* [Work order]: Of the entries below, copy only those lines that contain the word "structured".

------ Exercise materials ------

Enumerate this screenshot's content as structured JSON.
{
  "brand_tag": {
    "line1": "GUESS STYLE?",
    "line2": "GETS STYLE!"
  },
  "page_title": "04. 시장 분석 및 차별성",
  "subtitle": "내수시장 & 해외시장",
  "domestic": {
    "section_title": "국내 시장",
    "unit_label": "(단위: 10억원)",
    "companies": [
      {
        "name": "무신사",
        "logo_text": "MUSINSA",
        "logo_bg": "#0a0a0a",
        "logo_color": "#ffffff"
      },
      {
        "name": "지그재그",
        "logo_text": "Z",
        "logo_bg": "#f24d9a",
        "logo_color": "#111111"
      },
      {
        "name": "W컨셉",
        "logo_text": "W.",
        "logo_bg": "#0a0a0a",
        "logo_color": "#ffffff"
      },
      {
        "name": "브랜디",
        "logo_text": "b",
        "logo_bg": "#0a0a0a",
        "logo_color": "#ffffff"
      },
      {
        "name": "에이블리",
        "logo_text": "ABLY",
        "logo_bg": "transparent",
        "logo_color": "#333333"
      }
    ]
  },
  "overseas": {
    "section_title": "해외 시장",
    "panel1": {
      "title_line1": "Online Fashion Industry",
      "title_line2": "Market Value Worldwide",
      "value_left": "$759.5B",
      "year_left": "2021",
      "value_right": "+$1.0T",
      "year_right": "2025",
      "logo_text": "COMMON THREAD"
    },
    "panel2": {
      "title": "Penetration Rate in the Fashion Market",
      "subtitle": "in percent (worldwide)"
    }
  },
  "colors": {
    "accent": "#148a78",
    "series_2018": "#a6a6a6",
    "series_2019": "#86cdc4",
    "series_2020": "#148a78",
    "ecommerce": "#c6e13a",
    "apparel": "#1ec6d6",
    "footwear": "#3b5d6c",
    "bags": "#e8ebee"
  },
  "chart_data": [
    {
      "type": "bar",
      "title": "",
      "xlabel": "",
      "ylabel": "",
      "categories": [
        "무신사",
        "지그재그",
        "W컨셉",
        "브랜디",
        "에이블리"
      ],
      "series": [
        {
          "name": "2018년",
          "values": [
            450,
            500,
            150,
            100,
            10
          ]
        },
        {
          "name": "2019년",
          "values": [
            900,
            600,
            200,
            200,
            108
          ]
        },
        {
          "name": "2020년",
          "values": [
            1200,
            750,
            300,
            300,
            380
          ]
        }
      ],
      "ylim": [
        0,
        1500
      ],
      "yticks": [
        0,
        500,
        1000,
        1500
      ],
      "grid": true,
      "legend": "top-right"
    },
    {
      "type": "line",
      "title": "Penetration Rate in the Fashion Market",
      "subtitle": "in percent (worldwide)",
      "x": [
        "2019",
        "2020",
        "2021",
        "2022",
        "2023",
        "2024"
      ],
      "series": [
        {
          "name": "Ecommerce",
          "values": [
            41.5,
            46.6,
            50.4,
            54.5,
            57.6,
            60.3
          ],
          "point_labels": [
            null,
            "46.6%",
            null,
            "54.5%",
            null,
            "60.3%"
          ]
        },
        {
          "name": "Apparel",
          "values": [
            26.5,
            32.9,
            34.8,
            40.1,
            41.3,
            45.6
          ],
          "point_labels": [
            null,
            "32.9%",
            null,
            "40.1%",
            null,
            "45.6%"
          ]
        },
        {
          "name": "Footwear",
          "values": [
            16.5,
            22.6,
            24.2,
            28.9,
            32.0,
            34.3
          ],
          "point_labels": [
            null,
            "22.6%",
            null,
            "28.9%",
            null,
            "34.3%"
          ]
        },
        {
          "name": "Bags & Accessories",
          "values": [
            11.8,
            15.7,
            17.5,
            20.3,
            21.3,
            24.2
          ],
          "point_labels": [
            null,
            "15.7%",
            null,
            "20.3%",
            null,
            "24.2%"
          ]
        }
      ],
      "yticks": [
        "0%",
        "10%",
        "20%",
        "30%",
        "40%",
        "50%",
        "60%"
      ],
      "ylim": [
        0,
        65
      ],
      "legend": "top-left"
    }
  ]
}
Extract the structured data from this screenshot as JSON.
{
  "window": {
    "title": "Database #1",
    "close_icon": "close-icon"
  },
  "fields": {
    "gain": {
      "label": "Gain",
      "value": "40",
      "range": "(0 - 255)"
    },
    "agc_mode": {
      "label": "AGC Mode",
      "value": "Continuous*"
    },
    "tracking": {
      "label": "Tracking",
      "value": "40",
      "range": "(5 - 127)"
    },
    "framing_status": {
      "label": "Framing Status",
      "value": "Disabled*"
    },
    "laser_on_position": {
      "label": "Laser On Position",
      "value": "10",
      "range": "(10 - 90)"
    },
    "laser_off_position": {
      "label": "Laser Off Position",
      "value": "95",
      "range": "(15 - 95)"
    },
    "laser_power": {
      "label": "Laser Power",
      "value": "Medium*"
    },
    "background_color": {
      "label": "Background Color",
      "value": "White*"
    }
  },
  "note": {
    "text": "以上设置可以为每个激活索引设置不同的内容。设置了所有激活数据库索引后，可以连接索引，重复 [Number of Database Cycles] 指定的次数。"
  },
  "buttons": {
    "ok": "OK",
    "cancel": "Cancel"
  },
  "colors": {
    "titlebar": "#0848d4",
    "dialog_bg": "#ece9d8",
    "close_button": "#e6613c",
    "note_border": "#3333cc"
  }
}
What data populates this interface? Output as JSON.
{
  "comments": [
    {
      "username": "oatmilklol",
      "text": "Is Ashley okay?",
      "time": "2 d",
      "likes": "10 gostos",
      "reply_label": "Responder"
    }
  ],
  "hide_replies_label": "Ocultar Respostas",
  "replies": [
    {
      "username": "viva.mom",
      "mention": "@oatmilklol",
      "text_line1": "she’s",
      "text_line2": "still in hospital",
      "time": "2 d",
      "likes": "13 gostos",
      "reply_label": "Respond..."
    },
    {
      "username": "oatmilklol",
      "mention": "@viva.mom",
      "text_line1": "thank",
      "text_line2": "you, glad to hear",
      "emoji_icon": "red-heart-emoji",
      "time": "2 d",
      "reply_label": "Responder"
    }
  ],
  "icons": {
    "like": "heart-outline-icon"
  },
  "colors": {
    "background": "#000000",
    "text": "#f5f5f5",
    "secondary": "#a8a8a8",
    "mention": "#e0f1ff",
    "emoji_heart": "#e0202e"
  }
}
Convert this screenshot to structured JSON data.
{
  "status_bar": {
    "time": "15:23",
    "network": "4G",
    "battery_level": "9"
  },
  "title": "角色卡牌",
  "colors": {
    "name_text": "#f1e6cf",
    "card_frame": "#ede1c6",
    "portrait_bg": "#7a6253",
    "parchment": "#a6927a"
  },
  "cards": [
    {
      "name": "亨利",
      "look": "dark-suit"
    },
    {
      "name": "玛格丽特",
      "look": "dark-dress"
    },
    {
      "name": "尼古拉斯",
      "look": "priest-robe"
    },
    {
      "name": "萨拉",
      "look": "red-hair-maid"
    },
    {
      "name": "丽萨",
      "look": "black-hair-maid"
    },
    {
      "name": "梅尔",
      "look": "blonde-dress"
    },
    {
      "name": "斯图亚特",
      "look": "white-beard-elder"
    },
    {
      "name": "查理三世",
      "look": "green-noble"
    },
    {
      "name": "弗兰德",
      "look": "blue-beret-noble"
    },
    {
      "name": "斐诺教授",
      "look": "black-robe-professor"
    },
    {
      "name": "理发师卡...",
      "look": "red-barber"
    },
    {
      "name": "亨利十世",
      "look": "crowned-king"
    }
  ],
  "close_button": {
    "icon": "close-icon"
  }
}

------

* [Solution]:
Enumerate this screenshot's content as structured JSON.
Extract the structured data from this screenshot as JSON.
Convert this screenshot to structured JSON data.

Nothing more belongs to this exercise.